By the end of the week, U.S. Rep. Richard Neal expects that the House Ways and Means Committee he helms will have written the legislation to enact $941 billion worth of President Joe Biden's $1.9 trillion COVID-19 relief proposal.
Neal, a Springfield Democrat, ticked through the details of the legislation Monday during a press conference with Republican Gov. Charlie Baker and said the goal is to have the package in place by the time unemployment benefits expire for millions of Americans in mid-March.
The package will include direct payments of up to $1,400 for individuals to "make good on our promise of $2,000 checks" that began with $600 payments last year, provide between $300 and $400 in weekly unemployment insurance supplements, make $130 billion available to help schools reopen, and would establish an enhanced child tax credit that would provide families with $3,600 per child younger than 6 and $3,000 per child up to age 17, split into monthly payments over a year, Neal said.
The Ways and Means Committee chairman said the president's package "is certainly going to pass," and while he said Democrats remain open to suggestions and new ideas as they roll out their plans, Neal said Biden "is not coming off of $1.9 trillion and I agree with him."
Baker, who has long talked about how helpful more federal money would be, last month filed a state budget that would pull $1.6 billion from the state's cash reserves, but the governor has said he could limit that rainy day fund withdrawal if additional federal dollars come in.
"There are still substantial financial challenges that we face as a commonwealth and that other states across the country are facing as well.
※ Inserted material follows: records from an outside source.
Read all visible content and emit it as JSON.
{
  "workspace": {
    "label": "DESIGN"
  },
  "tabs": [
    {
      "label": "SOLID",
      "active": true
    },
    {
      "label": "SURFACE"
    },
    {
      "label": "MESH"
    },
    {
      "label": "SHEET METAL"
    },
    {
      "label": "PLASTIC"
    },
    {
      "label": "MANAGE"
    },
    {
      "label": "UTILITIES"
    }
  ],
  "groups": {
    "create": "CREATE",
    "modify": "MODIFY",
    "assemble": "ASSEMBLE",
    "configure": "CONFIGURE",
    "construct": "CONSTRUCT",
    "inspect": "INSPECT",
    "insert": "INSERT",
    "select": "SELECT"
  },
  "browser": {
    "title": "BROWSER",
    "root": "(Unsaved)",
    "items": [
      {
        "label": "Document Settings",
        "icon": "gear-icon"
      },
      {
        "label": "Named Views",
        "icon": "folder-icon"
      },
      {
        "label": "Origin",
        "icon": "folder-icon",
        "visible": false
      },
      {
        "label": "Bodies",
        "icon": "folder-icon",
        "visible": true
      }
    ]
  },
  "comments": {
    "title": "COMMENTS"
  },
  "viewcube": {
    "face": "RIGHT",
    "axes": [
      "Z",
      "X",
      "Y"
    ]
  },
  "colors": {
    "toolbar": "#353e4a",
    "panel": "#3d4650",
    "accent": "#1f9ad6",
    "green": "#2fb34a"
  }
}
And it would be critical from our point of view for Congress to pass significant relief swiftly to help us beat down the pandemic and, just as importantly, help get our economy back on track," Baker said Monday.
This article was originally published on February 08, 2021.